SOURCE DATA: Begin

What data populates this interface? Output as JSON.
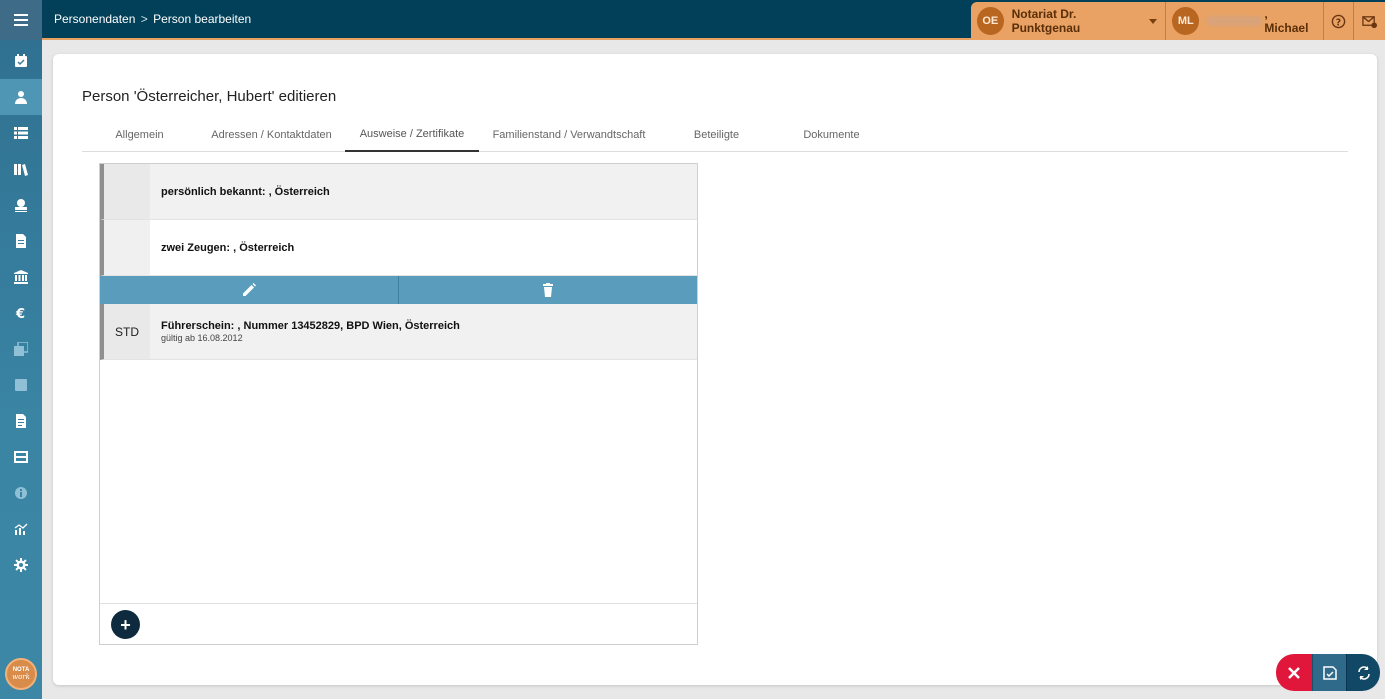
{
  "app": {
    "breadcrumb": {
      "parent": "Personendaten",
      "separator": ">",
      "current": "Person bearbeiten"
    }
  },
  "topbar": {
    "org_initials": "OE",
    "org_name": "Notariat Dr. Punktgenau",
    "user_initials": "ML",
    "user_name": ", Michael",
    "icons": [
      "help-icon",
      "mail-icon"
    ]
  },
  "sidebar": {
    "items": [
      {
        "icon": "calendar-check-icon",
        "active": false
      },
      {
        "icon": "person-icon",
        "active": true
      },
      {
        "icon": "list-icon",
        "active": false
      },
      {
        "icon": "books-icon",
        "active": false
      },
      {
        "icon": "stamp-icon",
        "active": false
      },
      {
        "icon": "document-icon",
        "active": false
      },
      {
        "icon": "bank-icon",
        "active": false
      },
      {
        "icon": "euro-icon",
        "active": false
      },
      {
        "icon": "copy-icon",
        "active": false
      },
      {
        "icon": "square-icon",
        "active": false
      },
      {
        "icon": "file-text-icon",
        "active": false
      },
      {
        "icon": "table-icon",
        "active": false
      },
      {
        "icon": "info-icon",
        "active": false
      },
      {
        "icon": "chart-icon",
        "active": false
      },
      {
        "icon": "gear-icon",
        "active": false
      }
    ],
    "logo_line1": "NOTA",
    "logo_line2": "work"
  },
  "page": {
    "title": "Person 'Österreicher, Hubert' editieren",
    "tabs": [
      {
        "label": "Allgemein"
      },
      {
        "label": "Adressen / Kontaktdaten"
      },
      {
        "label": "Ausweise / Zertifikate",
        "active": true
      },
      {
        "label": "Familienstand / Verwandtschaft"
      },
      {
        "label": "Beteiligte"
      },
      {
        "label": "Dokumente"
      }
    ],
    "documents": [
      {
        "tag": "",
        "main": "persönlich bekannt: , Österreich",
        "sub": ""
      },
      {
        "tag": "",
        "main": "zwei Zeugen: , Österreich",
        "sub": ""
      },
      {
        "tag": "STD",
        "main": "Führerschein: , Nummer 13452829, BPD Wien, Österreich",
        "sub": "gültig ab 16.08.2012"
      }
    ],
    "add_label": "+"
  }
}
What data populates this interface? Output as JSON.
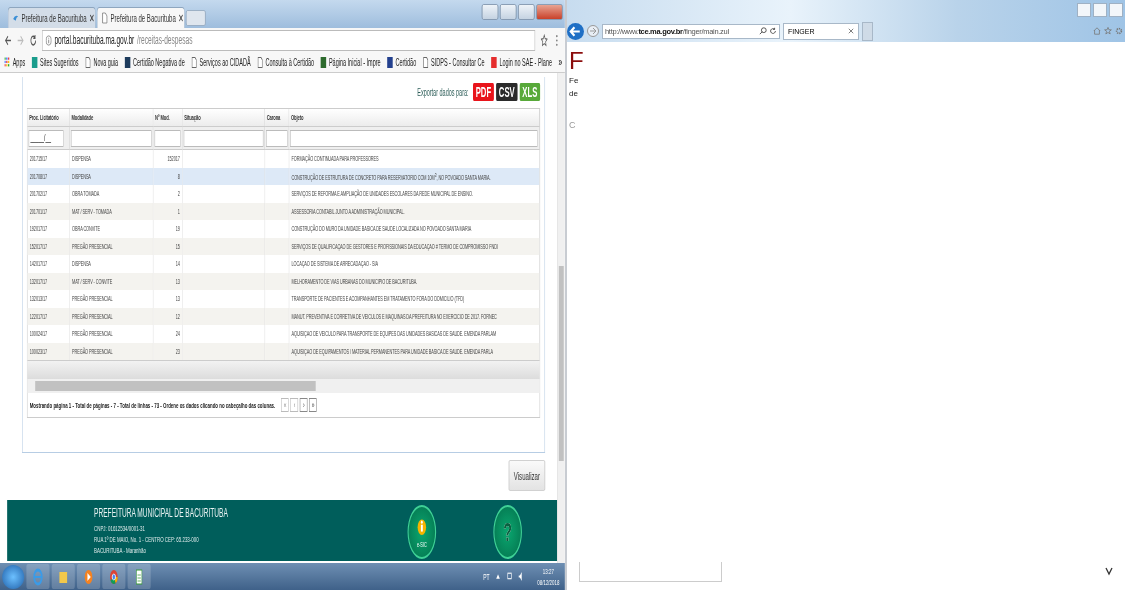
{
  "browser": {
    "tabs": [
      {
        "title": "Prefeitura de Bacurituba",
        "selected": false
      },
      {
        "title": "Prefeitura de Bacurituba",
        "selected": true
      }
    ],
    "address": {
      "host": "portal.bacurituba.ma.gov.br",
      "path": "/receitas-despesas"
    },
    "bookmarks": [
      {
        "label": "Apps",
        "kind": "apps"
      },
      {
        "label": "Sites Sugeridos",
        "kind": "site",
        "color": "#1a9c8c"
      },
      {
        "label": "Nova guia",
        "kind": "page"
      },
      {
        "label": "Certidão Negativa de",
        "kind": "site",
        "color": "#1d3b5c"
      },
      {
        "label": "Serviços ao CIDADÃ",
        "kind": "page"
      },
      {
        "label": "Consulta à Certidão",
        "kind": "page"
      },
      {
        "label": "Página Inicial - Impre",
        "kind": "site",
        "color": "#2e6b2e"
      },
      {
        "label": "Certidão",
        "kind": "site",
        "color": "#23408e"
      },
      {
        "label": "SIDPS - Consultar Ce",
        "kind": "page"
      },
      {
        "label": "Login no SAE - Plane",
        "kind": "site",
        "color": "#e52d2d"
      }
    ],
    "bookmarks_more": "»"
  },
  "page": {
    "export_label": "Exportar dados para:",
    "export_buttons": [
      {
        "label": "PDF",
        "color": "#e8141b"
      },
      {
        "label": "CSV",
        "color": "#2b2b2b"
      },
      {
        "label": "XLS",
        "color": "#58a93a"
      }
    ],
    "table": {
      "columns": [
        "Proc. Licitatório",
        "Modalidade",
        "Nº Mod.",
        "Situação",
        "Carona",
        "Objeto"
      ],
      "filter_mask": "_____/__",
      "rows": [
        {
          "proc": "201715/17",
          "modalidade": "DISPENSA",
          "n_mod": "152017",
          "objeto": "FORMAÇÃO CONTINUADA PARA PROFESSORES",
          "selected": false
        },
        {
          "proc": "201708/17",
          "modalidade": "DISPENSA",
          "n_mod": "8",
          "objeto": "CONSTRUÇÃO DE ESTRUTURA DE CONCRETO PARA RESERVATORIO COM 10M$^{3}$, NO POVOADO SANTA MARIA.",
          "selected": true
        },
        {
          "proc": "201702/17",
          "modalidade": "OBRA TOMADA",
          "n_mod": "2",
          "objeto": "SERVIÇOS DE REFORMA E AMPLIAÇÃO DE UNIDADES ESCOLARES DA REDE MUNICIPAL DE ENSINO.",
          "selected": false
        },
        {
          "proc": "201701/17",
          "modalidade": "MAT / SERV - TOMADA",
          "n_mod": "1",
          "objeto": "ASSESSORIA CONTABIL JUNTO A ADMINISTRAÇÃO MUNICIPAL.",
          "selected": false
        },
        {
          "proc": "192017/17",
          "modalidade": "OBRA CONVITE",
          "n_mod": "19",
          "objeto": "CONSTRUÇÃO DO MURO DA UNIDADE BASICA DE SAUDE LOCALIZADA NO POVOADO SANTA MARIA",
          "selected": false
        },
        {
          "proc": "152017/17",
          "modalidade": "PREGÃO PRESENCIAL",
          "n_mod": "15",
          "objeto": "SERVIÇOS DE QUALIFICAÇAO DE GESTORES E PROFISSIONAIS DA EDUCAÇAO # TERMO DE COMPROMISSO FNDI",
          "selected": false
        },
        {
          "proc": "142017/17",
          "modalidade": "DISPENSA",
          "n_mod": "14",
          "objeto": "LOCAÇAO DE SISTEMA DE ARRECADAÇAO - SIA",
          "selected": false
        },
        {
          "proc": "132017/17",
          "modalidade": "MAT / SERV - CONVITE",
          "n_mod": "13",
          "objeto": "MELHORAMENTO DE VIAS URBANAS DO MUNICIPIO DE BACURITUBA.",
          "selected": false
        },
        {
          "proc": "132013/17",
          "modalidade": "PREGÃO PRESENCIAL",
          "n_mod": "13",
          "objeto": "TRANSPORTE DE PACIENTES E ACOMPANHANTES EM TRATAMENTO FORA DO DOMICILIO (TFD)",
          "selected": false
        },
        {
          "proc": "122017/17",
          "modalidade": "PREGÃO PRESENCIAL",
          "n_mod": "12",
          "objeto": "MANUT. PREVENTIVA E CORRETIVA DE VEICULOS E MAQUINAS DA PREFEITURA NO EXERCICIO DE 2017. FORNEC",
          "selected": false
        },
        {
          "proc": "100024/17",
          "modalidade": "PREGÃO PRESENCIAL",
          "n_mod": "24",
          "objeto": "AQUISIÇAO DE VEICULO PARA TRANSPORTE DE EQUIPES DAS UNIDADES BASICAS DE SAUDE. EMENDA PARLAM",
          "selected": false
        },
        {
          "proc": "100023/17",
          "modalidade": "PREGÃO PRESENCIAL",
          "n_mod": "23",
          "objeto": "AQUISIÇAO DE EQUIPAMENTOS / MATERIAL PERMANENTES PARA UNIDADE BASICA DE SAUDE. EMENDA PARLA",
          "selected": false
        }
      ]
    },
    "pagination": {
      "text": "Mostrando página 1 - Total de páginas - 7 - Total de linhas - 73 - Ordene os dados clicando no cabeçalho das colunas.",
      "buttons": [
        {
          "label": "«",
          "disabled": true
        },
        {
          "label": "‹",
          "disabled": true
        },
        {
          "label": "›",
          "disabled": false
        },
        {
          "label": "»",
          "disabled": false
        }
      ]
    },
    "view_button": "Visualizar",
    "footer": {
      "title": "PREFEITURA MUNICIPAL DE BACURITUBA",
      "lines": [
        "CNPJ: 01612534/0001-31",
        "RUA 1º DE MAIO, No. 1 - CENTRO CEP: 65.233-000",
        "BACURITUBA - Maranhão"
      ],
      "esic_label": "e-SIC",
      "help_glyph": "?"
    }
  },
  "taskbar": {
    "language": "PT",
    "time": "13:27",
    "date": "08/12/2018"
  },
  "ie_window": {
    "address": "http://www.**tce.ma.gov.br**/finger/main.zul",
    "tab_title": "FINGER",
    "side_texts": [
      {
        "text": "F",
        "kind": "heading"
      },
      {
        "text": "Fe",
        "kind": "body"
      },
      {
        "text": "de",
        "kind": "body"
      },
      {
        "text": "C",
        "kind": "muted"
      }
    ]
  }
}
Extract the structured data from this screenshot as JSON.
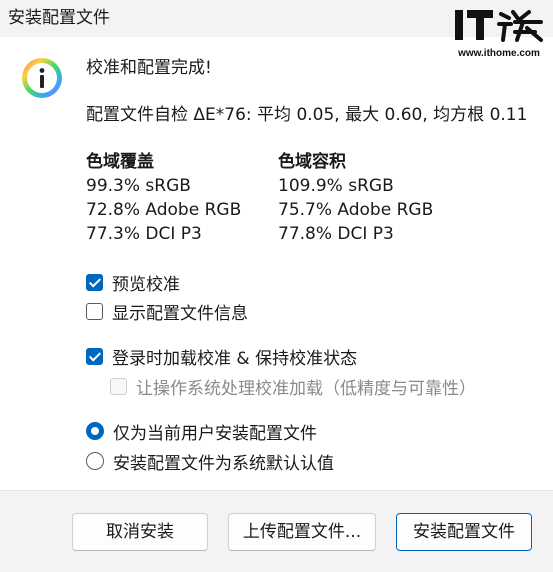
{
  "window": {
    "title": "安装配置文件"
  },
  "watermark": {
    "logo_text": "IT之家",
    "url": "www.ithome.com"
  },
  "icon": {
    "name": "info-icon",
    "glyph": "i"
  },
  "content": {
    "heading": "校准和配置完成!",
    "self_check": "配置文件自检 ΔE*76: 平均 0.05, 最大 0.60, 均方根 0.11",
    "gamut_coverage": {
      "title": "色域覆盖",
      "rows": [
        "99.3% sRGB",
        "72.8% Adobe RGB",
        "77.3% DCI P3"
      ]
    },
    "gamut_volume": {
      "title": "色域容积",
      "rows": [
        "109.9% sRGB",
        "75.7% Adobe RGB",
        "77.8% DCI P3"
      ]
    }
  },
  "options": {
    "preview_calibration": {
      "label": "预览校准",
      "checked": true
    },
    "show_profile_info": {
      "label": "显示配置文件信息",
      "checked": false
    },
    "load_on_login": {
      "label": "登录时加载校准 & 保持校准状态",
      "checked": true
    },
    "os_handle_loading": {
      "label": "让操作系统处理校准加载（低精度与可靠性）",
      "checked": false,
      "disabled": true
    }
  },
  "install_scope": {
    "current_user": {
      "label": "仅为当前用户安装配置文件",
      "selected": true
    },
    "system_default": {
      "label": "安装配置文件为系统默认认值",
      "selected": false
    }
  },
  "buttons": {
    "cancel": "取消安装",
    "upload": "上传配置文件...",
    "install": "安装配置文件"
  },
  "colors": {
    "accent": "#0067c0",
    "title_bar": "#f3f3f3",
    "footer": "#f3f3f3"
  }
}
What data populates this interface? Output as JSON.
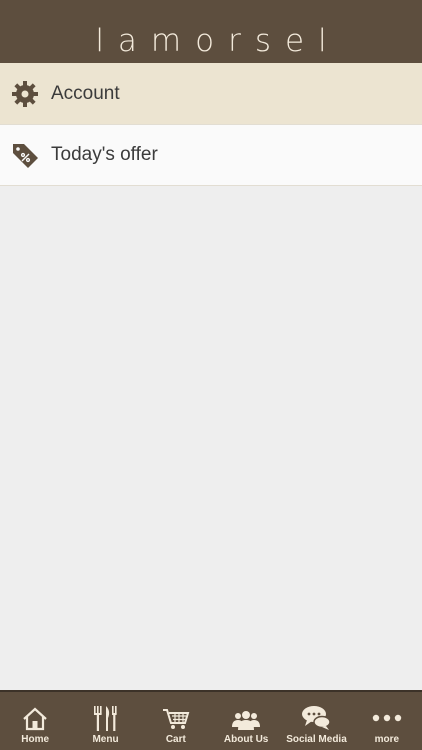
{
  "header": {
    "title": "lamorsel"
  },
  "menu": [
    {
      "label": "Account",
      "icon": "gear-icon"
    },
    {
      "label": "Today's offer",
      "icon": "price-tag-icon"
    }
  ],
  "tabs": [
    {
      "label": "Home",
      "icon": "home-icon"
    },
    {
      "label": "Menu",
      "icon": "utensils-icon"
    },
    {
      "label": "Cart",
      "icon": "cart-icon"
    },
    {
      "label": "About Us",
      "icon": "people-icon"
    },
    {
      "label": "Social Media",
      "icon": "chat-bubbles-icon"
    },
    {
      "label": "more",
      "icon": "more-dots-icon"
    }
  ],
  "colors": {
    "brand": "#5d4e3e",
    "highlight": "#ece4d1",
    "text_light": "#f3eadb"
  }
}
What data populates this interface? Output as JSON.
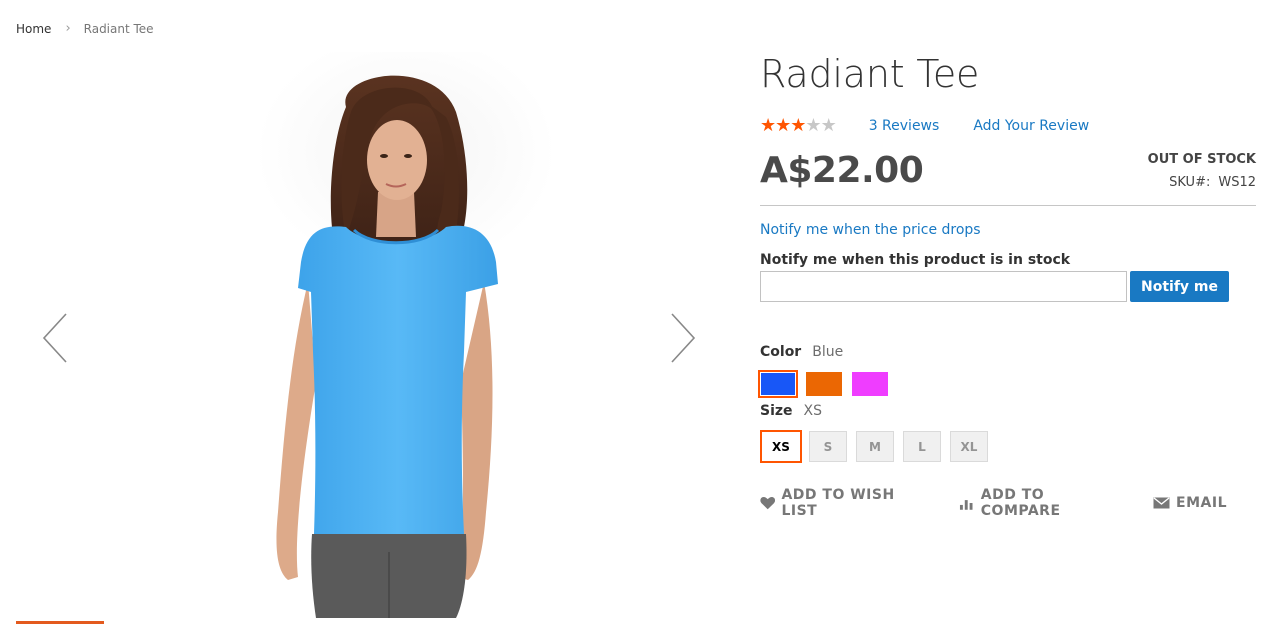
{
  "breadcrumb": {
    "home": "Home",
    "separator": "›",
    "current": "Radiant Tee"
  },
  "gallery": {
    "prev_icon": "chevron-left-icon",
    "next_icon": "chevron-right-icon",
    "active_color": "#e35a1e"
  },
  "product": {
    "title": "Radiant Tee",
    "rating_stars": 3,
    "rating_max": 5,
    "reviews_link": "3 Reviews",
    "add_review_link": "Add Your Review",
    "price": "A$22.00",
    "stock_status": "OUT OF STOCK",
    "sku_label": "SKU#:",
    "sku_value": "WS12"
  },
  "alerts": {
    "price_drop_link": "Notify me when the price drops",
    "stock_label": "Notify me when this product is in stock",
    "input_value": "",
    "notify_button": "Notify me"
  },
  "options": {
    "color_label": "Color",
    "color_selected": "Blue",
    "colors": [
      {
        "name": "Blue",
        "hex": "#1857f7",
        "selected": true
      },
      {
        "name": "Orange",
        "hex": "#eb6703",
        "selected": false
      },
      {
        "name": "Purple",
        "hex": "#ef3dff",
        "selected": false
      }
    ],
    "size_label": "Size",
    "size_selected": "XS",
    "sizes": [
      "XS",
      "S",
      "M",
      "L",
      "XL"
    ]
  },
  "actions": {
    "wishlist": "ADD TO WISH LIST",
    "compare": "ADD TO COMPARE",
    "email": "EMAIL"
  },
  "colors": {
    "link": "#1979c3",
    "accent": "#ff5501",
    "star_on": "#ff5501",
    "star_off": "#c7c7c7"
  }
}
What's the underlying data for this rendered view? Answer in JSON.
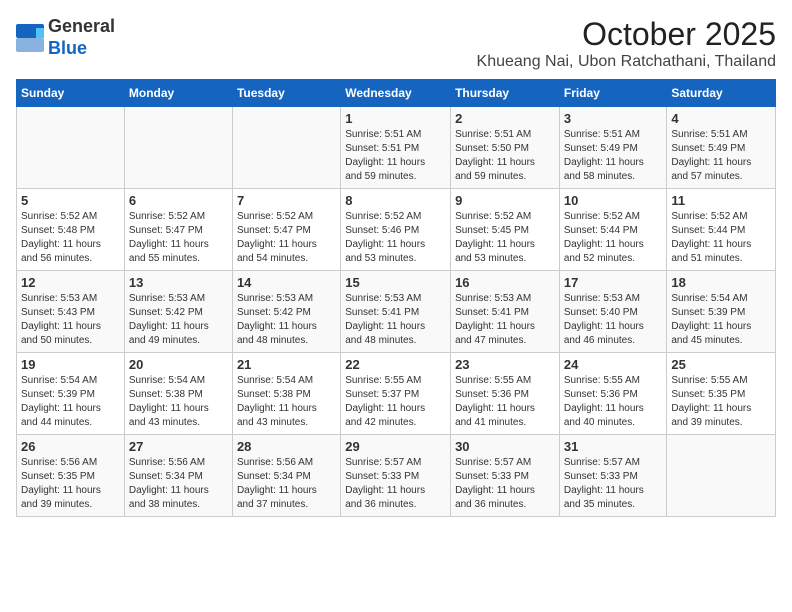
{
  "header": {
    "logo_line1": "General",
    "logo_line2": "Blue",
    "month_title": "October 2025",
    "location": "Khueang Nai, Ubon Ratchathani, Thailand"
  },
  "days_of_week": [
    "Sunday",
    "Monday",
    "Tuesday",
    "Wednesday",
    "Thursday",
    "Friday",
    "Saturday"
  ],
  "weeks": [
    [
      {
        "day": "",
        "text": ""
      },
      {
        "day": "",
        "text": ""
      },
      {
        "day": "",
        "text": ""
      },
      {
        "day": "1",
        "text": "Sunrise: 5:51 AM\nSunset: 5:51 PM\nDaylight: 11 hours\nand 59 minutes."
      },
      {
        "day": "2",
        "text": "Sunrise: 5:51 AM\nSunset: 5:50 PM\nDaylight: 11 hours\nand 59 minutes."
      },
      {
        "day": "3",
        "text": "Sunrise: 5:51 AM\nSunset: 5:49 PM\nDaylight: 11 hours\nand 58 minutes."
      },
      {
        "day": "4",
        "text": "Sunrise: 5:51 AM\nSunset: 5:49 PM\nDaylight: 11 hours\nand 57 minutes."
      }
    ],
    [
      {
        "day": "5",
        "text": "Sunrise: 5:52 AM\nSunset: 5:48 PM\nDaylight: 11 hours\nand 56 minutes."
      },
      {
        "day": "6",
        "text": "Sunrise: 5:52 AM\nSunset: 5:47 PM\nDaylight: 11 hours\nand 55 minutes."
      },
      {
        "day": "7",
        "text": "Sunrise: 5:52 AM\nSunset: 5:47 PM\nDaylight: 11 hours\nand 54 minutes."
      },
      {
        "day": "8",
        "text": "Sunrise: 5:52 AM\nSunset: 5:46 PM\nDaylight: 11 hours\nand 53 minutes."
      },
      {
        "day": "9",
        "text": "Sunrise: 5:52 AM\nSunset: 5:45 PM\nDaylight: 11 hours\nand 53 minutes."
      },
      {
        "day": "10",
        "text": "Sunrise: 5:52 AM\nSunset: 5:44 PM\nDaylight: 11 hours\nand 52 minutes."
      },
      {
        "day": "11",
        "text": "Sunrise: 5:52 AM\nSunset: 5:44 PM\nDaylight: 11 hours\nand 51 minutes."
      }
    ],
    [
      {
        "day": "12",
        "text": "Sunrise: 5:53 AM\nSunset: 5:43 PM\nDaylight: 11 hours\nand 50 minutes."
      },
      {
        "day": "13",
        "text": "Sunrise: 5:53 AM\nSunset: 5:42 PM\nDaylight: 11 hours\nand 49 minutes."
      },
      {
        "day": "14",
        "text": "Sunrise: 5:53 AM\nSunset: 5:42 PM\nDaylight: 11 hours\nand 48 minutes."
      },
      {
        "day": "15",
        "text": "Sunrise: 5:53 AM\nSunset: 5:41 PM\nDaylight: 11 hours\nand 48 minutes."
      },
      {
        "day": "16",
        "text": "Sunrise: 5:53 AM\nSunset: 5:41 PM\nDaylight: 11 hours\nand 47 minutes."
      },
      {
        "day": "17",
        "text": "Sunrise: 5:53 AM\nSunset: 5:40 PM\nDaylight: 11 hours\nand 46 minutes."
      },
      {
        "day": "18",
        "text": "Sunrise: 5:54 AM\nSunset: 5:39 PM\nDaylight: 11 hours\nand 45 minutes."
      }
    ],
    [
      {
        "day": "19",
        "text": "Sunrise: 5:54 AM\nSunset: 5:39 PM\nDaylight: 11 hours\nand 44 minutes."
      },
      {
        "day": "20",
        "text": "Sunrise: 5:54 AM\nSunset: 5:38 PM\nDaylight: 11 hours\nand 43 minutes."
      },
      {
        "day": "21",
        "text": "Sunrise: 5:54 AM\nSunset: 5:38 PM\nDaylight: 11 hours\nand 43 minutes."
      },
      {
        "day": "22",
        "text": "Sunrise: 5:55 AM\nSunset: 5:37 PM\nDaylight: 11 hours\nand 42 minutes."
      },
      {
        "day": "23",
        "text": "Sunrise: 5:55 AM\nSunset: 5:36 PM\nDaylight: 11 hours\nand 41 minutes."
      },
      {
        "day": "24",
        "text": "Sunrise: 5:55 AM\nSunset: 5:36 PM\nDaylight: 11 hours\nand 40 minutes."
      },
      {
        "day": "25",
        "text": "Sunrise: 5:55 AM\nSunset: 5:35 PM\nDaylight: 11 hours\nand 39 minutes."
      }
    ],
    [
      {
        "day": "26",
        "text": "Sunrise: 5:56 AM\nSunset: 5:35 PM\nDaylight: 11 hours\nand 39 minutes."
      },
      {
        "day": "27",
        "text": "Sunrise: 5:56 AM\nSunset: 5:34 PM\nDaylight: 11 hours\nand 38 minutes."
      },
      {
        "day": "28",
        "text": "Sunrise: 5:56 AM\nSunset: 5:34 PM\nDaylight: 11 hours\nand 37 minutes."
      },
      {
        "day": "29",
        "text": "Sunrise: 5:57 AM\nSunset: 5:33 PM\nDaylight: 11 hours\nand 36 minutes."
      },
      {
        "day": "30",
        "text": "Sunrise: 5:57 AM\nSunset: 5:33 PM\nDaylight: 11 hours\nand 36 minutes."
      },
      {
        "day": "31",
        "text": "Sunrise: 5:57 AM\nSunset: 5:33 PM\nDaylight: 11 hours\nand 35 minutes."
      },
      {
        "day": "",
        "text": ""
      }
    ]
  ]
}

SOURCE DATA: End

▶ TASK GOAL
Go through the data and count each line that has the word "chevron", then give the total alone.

▶ SOLUTION TO THIS TASK
2